**Exercise objective**
Repeat the lines below exactly as they appear, but leave out the images.

Data records:
== Segment start ==

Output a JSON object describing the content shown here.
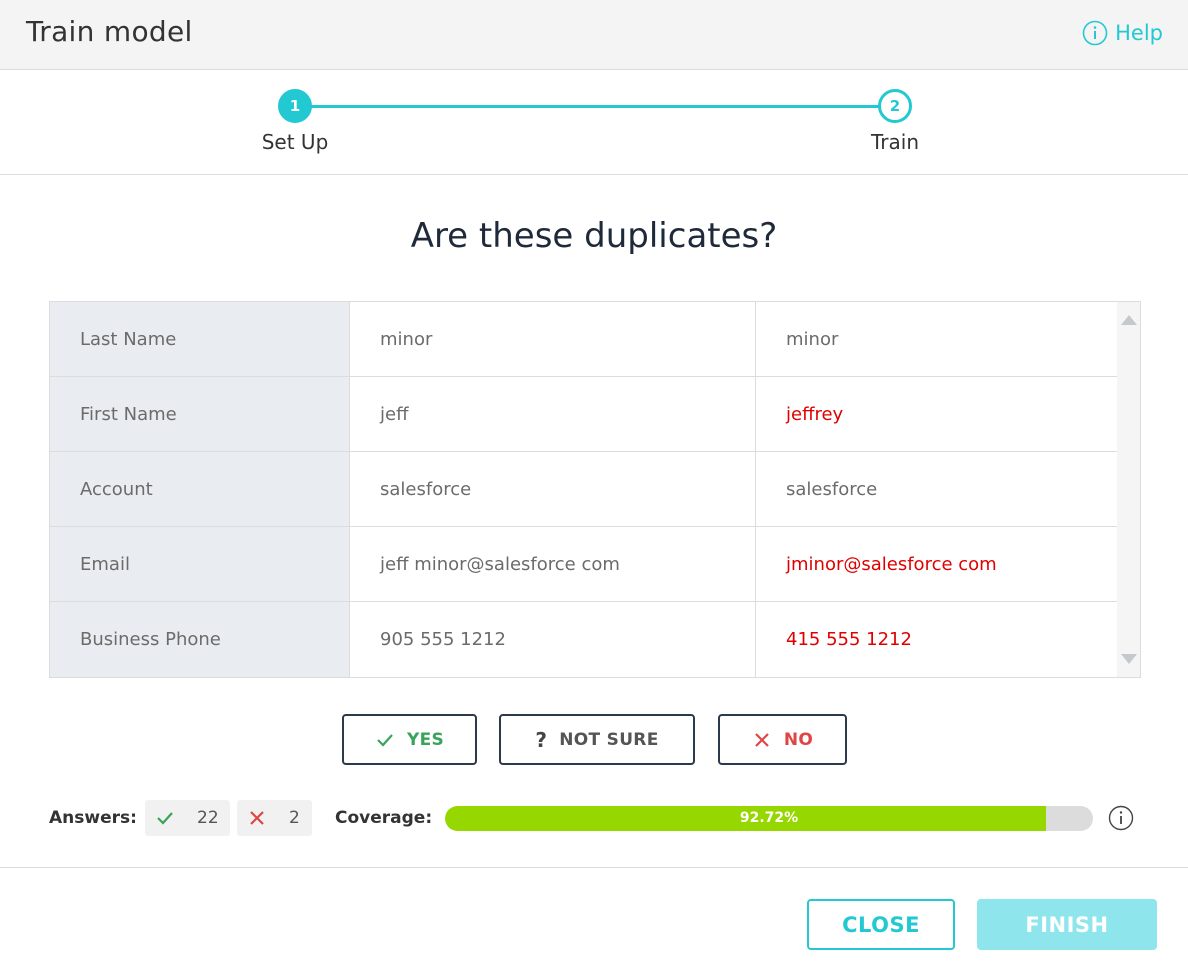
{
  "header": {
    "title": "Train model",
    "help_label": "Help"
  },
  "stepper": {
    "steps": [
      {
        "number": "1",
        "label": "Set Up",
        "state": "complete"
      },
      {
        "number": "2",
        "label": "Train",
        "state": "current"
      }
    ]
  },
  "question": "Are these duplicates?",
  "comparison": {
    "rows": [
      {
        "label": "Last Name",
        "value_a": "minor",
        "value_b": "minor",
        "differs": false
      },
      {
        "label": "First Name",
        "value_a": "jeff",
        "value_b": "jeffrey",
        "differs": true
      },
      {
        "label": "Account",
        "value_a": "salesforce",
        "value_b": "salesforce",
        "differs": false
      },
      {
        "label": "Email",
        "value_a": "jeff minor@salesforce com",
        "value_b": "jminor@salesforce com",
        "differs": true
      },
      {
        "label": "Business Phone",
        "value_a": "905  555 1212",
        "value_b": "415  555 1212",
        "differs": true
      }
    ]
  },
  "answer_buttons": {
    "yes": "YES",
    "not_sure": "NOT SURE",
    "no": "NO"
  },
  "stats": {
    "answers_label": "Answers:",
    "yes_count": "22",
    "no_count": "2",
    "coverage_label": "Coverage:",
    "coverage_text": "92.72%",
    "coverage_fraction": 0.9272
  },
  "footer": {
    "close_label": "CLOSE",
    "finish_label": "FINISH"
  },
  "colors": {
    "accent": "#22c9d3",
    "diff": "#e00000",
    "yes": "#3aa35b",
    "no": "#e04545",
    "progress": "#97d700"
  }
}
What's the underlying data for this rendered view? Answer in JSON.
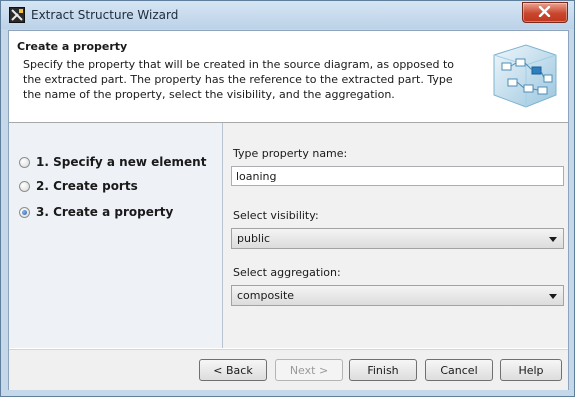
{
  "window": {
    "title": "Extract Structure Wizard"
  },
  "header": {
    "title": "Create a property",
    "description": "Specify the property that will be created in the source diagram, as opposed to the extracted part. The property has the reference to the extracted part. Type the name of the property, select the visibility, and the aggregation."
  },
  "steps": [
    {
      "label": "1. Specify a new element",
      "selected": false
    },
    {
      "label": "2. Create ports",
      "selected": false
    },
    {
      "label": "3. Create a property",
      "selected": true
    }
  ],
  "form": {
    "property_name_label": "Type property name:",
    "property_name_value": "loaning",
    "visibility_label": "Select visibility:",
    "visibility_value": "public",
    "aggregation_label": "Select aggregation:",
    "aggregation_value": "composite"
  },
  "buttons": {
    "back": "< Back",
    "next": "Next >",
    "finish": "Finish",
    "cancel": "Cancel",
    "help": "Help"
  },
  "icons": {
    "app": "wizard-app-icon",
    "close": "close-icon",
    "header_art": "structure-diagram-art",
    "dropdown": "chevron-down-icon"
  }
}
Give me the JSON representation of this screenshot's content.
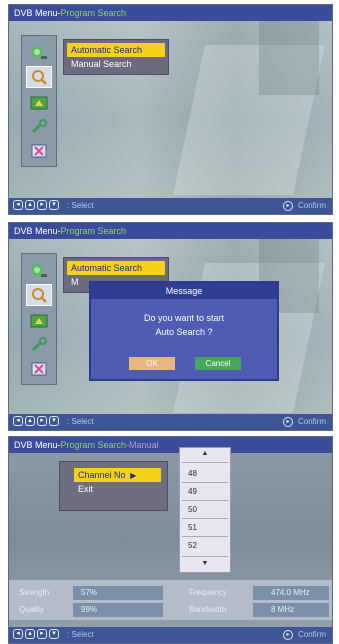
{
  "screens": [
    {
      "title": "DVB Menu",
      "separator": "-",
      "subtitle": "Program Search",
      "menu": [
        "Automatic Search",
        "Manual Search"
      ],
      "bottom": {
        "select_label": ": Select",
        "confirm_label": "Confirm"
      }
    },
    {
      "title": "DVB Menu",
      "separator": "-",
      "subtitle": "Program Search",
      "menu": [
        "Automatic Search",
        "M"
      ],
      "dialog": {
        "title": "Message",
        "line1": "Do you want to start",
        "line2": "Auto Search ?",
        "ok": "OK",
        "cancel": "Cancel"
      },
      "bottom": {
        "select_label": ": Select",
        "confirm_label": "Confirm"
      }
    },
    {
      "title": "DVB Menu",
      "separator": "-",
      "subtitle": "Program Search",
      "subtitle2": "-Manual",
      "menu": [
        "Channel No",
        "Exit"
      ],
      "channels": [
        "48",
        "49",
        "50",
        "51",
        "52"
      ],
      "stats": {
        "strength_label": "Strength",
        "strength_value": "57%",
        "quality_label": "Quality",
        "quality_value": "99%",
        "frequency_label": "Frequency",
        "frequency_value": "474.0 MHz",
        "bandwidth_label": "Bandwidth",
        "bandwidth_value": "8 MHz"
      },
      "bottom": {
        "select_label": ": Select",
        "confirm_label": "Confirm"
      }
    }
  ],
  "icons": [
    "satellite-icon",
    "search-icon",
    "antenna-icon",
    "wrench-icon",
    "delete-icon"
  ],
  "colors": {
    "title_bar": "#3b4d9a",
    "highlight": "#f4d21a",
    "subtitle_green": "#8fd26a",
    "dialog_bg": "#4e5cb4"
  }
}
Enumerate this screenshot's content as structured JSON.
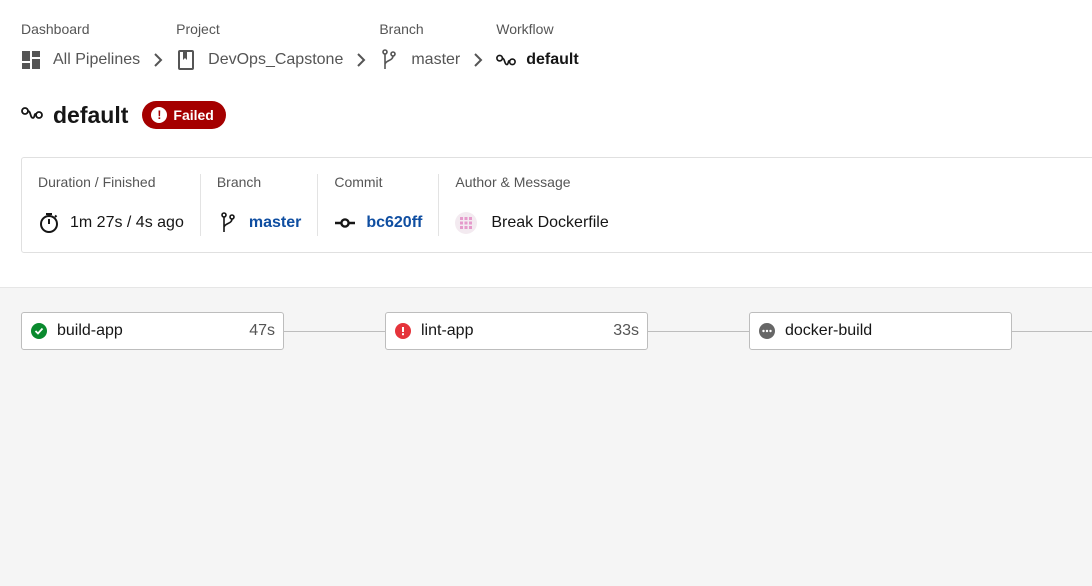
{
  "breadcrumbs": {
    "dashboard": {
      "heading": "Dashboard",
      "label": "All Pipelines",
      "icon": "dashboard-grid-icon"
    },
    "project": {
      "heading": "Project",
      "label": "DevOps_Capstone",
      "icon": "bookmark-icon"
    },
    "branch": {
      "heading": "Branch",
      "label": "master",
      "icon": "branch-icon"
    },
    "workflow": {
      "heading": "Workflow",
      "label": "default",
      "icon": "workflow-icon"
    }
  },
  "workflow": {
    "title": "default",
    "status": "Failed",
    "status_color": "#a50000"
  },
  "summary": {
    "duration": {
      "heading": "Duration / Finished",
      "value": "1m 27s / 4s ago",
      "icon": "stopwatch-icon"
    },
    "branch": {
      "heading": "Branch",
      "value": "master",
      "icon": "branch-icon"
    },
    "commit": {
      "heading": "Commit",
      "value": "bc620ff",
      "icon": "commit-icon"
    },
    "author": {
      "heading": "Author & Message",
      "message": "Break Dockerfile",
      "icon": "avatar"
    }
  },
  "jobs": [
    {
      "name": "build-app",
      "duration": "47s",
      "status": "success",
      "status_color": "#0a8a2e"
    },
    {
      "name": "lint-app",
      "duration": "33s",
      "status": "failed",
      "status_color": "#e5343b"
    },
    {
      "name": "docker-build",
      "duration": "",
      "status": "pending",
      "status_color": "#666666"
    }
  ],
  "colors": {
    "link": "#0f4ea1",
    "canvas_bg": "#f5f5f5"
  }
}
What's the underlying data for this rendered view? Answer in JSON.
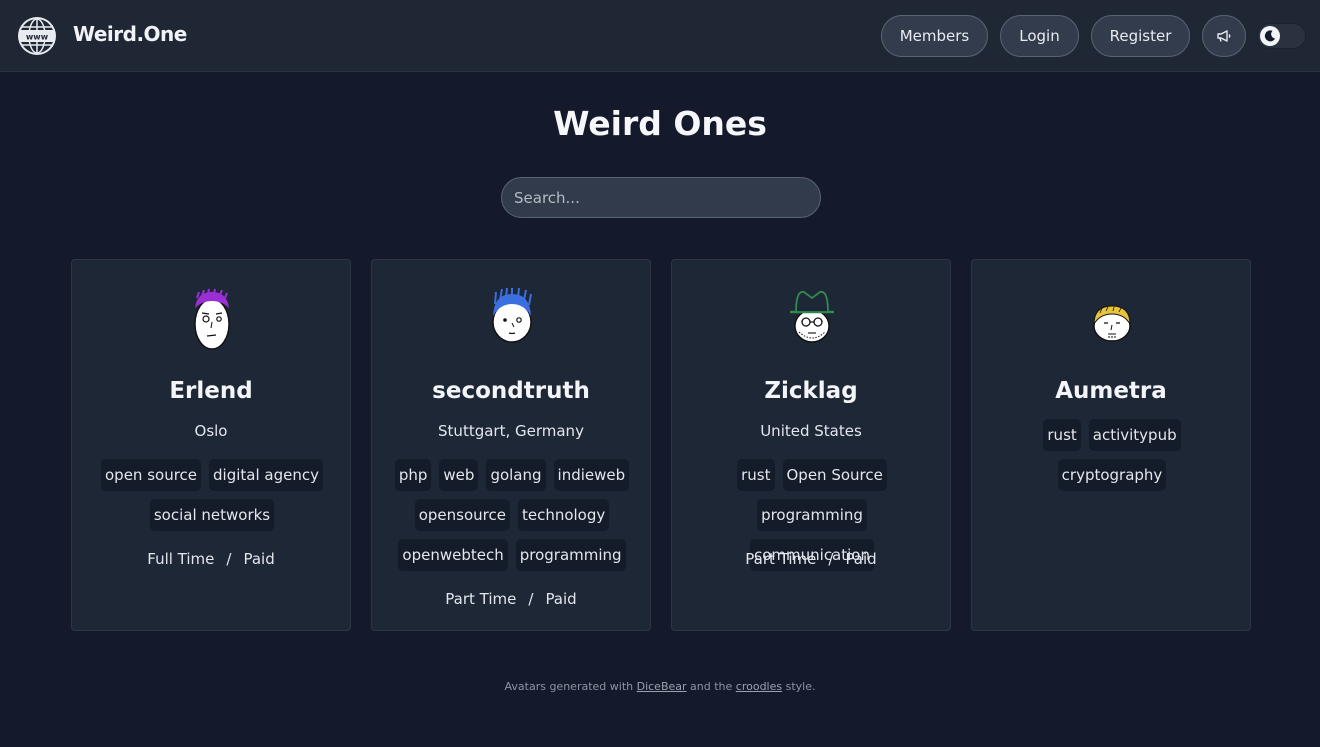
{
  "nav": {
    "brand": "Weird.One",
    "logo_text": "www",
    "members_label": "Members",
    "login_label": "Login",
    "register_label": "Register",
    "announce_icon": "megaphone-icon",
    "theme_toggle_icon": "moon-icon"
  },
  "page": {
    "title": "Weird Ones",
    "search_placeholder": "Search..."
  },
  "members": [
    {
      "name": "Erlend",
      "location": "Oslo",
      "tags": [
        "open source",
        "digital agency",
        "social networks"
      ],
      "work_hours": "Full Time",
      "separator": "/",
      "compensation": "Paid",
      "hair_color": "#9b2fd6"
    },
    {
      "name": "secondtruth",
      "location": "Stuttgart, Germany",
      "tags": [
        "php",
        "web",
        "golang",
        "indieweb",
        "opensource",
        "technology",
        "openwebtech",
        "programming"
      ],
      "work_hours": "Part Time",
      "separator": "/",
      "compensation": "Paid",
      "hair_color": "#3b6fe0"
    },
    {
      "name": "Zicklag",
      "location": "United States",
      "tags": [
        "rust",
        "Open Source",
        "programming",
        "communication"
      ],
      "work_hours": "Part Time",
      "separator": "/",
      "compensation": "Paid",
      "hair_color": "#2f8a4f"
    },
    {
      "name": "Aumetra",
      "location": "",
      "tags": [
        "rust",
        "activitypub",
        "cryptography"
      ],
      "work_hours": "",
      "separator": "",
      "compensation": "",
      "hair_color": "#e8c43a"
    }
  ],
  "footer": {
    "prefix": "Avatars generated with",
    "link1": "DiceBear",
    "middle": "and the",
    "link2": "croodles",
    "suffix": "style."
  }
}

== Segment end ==

**Your solution**
Output a JSON object describing the content shown here.
{
  "header": {
    "title": "Train model",
    "help_label": "Help"
  },
  "stepper": {
    "steps": [
      {
        "number": "1",
        "label": "Set Up",
        "state": "complete"
      },
      {
        "number": "2",
        "label": "Train",
        "state": "current"
      }
    ]
  },
  "question": "Are these duplicates?",
  "comparison": {
    "rows": [
      {
        "label": "Last Name",
        "value_a": "minor",
        "value_b": "minor",
        "differs": false
      },
      {
        "label": "First Name",
        "value_a": "jeff",
        "value_b": "jeffrey",
        "differs": true
      },
      {
        "label": "Account",
        "value_a": "salesforce",
        "value_b": "salesforce",
        "differs": false
      },
      {
        "label": "Email",
        "value_a": "jeff minor@salesforce com",
        "value_b": "jminor@salesforce com",
        "differs": true
      },
      {
        "label": "Business Phone",
        "value_a": "905  555 1212",
        "value_b": "415  555 1212",
        "differs": true
      }
    ]
  },
  "answer_buttons": {
    "yes": "YES",
    "not_sure": "NOT SURE",
    "no": "NO"
  },
  "stats": {
    "answers_label": "Answers:",
    "yes_count": "22",
    "no_count": "2",
    "coverage_label": "Coverage:",
    "coverage_text": "92.72%",
    "coverage_fraction": 0.9272
  },
  "footer": {
    "close_label": "CLOSE",
    "finish_label": "FINISH"
  },
  "colors": {
    "accent": "#22c9d3",
    "diff": "#e00000",
    "yes": "#3aa35b",
    "no": "#e04545",
    "progress": "#97d700"
  }
}
What's the underlying data for this rendered view? Answer in JSON.
{
  "window": {
    "title": "Extract Structure Wizard"
  },
  "header": {
    "title": "Create a property",
    "description": "Specify the property that will be created in the source diagram, as opposed to the extracted part. The property has the reference to the extracted part. Type the name of the property, select the visibility, and the aggregation."
  },
  "steps": [
    {
      "label": "1. Specify a new element",
      "selected": false
    },
    {
      "label": "2. Create ports",
      "selected": false
    },
    {
      "label": "3. Create a property",
      "selected": true
    }
  ],
  "form": {
    "property_name_label": "Type property name:",
    "property_name_value": "loaning",
    "visibility_label": "Select visibility:",
    "visibility_value": "public",
    "aggregation_label": "Select aggregation:",
    "aggregation_value": "composite"
  },
  "buttons": {
    "back": "< Back",
    "next": "Next >",
    "finish": "Finish",
    "cancel": "Cancel",
    "help": "Help"
  },
  "icons": {
    "app": "wizard-app-icon",
    "close": "close-icon",
    "header_art": "structure-diagram-art",
    "dropdown": "chevron-down-icon"
  }
}
Give me the JSON representation of this screenshot's content.
{
  "screens": [
    {
      "title": "DVB Menu",
      "separator": "-",
      "subtitle": "Program Search",
      "menu": [
        "Automatic Search",
        "Manual Search"
      ],
      "bottom": {
        "select_label": ": Select",
        "confirm_label": "Confirm"
      }
    },
    {
      "title": "DVB Menu",
      "separator": "-",
      "subtitle": "Program Search",
      "menu": [
        "Automatic Search",
        "M"
      ],
      "dialog": {
        "title": "Message",
        "line1": "Do you want to start",
        "line2": "Auto Search ?",
        "ok": "OK",
        "cancel": "Cancel"
      },
      "bottom": {
        "select_label": ": Select",
        "confirm_label": "Confirm"
      }
    },
    {
      "title": "DVB Menu",
      "separator": "-",
      "subtitle": "Program Search",
      "subtitle2": "-Manual",
      "menu": [
        "Channel No",
        "Exit"
      ],
      "channels": [
        "48",
        "49",
        "50",
        "51",
        "52"
      ],
      "stats": {
        "strength_label": "Strength",
        "strength_value": "57%",
        "quality_label": "Quality",
        "quality_value": "99%",
        "frequency_label": "Frequency",
        "frequency_value": "474.0 MHz",
        "bandwidth_label": "Bandwidth",
        "bandwidth_value": "8 MHz"
      },
      "bottom": {
        "select_label": ": Select",
        "confirm_label": "Confirm"
      }
    }
  ],
  "icons": [
    "satellite-icon",
    "search-icon",
    "antenna-icon",
    "wrench-icon",
    "delete-icon"
  ],
  "colors": {
    "title_bar": "#3b4d9a",
    "highlight": "#f4d21a",
    "subtitle_green": "#8fd26a",
    "dialog_bg": "#4e5cb4"
  }
}
Enumerate this screenshot's content as structured JSON.
{
  "breadcrumbs": {
    "dashboard": {
      "heading": "Dashboard",
      "label": "All Pipelines",
      "icon": "dashboard-grid-icon"
    },
    "project": {
      "heading": "Project",
      "label": "DevOps_Capstone",
      "icon": "bookmark-icon"
    },
    "branch": {
      "heading": "Branch",
      "label": "master",
      "icon": "branch-icon"
    },
    "workflow": {
      "heading": "Workflow",
      "label": "default",
      "icon": "workflow-icon"
    }
  },
  "workflow": {
    "title": "default",
    "status": "Failed",
    "status_color": "#a50000"
  },
  "summary": {
    "duration": {
      "heading": "Duration / Finished",
      "value": "1m 27s / 4s ago",
      "icon": "stopwatch-icon"
    },
    "branch": {
      "heading": "Branch",
      "value": "master",
      "icon": "branch-icon"
    },
    "commit": {
      "heading": "Commit",
      "value": "bc620ff",
      "icon": "commit-icon"
    },
    "author": {
      "heading": "Author & Message",
      "message": "Break Dockerfile",
      "icon": "avatar"
    }
  },
  "jobs": [
    {
      "name": "build-app",
      "duration": "47s",
      "status": "success",
      "status_color": "#0a8a2e"
    },
    {
      "name": "lint-app",
      "duration": "33s",
      "status": "failed",
      "status_color": "#e5343b"
    },
    {
      "name": "docker-build",
      "duration": "",
      "status": "pending",
      "status_color": "#666666"
    }
  ],
  "colors": {
    "link": "#0f4ea1",
    "canvas_bg": "#f5f5f5"
  }
}
What's the underlying data for this rendered view? Answer in JSON.
{
  "nav": {
    "brand": "Weird.One",
    "logo_text": "www",
    "members_label": "Members",
    "login_label": "Login",
    "register_label": "Register",
    "announce_icon": "megaphone-icon",
    "theme_toggle_icon": "moon-icon"
  },
  "page": {
    "title": "Weird Ones",
    "search_placeholder": "Search..."
  },
  "members": [
    {
      "name": "Erlend",
      "location": "Oslo",
      "tags": [
        "open source",
        "digital agency",
        "social networks"
      ],
      "work_hours": "Full Time",
      "separator": "/",
      "compensation": "Paid",
      "hair_color": "#9b2fd6"
    },
    {
      "name": "secondtruth",
      "location": "Stuttgart, Germany",
      "tags": [
        "php",
        "web",
        "golang",
        "indieweb",
        "opensource",
        "technology",
        "openwebtech",
        "programming"
      ],
      "work_hours": "Part Time",
      "separator": "/",
      "compensation": "Paid",
      "hair_color": "#3b6fe0"
    },
    {
      "name": "Zicklag",
      "location": "United States",
      "tags": [
        "rust",
        "Open Source",
        "programming",
        "communication"
      ],
      "work_hours": "Part Time",
      "separator": "/",
      "compensation": "Paid",
      "hair_color": "#2f8a4f"
    },
    {
      "name": "Aumetra",
      "location": "",
      "tags": [
        "rust",
        "activitypub",
        "cryptography"
      ],
      "work_hours": "",
      "separator": "",
      "compensation": "",
      "hair_color": "#e8c43a"
    }
  ],
  "footer": {
    "prefix": "Avatars generated with",
    "link1": "DiceBear",
    "middle": "and the",
    "link2": "croodles",
    "suffix": "style."
  }
}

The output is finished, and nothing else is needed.